Experts agree that emotional development in children influence their future development.
As well, a growing number of educators recognize that emotional learning plays a strong role in academic outcomes.
On Nov. 23, Reach Child and Youth Development Society is offering a parenting workshop called Emotional Regulation that will give parents the opportunity to discover some effective strategies for supporting their child’s emotional development from early childhood into the teen years.
In the workshop, parents will learn ways they can help their child to understand their emotions and will walk away with some simple strategies to teach their child how they can control their bodies and their feelings.
Workshop facilitator Pam Collins has an extensive background in early child development and special needs, and has been offering the workshop for several years in the community.
“Learning how to regulate emotions helps all children to have positive social and educational experiences,” says Collins. “Many children, especially those with special needs or who are ‘different’ thinkers, often have difficulty understanding and regulating their emotions.
“By understanding how our children perceive the world, and how their senses take in information we can help them understand what is happening in their own bodies.

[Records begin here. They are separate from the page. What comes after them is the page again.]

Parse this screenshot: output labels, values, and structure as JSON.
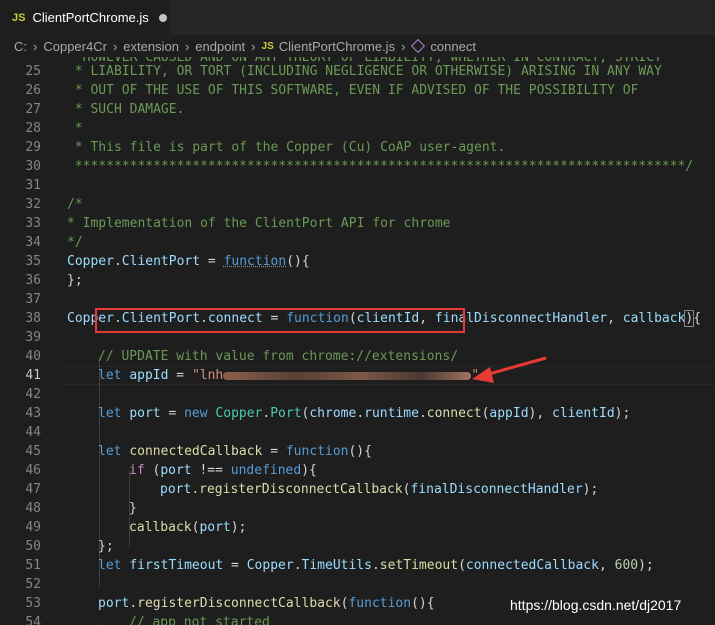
{
  "tab": {
    "badge": "JS",
    "title": "ClientPortChrome.js"
  },
  "breadcrumb": {
    "items": [
      "C:",
      "Copper4Cr",
      "extension",
      "endpoint"
    ],
    "file_badge": "JS",
    "file": "ClientPortChrome.js",
    "symbol": "connect"
  },
  "line_numbers": [
    "25",
    "26",
    "27",
    "28",
    "29",
    "30",
    "31",
    "32",
    "33",
    "34",
    "35",
    "36",
    "37",
    "38",
    "39",
    "40",
    "41",
    "42",
    "43",
    "44",
    "45",
    "46",
    "47",
    "48",
    "49",
    "50",
    "51",
    "52",
    "53",
    "54"
  ],
  "code": {
    "l25": " * LIABILITY, OR TORT (INCLUDING NEGLIGENCE OR OTHERWISE) ARISING IN ANY WAY",
    "l26": " * OUT OF THE USE OF THIS SOFTWARE, EVEN IF ADVISED OF THE POSSIBILITY OF",
    "l27": " * SUCH DAMAGE.",
    "l28": " *",
    "l29": " * This file is part of the Copper (Cu) CoAP user-agent.",
    "l30": " ******************************************************************************/",
    "l32": "/*",
    "l33": "* Implementation of the ClientPort API for chrome",
    "l34": "*/",
    "l35_obj": "Copper",
    "l35_prop": "ClientPort",
    "l35_kw": "function",
    "l35_tail": "(){",
    "l36": "};",
    "l38_obj": "Copper",
    "l38_prop1": "ClientPort",
    "l38_prop2": "connect",
    "l38_kw": "function",
    "l38_p1": "clientId",
    "l38_p2": "finalDisconnectHandler",
    "l38_p3": "callback",
    "l40": "// UPDATE with value from chrome://extensions/",
    "l41_kw": "let",
    "l41_var": "appId",
    "l41_str_start": "\"lnh",
    "l41_str_end": "\"",
    "l43_kw": "let",
    "l43_var": "port",
    "l43_new": "new",
    "l43_obj": "Copper",
    "l43_cls": "Port",
    "l43_a": "chrome",
    "l43_b": "runtime",
    "l43_fn": "connect",
    "l43_arg1": "appId",
    "l43_arg2": "clientId",
    "l45_kw": "let",
    "l45_var": "connectedCallback",
    "l45_fn": "function",
    "l46_if": "if",
    "l46_var": "port",
    "l46_undef": "undefined",
    "l47_obj": "port",
    "l47_fn": "registerDisconnectCallback",
    "l47_arg": "finalDisconnectHandler",
    "l48": "}",
    "l49_fn": "callback",
    "l49_arg": "port",
    "l50": "};",
    "l51_kw": "let",
    "l51_var": "firstTimeout",
    "l51_obj": "Copper",
    "l51_cls": "TimeUtils",
    "l51_fn": "setTimeout",
    "l51_arg": "connectedCallback",
    "l51_num": "600",
    "l53_obj": "port",
    "l53_fn": "registerDisconnectCallback",
    "l53_kw": "function",
    "l54": "// app not started"
  },
  "watermark": "https://blog.csdn.net/dj2017",
  "colors": {
    "comment": "#6a9955",
    "keyword": "#569cd6",
    "highlight_box": "#e63a34"
  },
  "icons": [
    "js-file-icon",
    "chevron-right-icon",
    "method-cube-icon",
    "modified-dot-icon",
    "red-arrow-annotation"
  ]
}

I will share several strategies that parents can use to help their children learn about what is happening and how to regulate their emotions.”
Reach Child and Youth Development Society, (formerly Delta Association for Child Development), a non-profit, charitable organization that has been providing services to children and their families since 1959.
Reach offers a variety of services designed to meet the needs of children from birth to age 19 to ensure their optimum development.
Last year, close to 1,000 children and their families received services from Reach.
The workshop Emotion Regulation takes place on Nov. 23 from 6:30–8:30 p.m. at Reach Child and Youth Development Society, #3, 3800 72 St. To register or for more information, call 604-946-6622, Ext. 343 or email firstname.lastname@example.org. For more information about Reach, visit www.reachdevelopment.org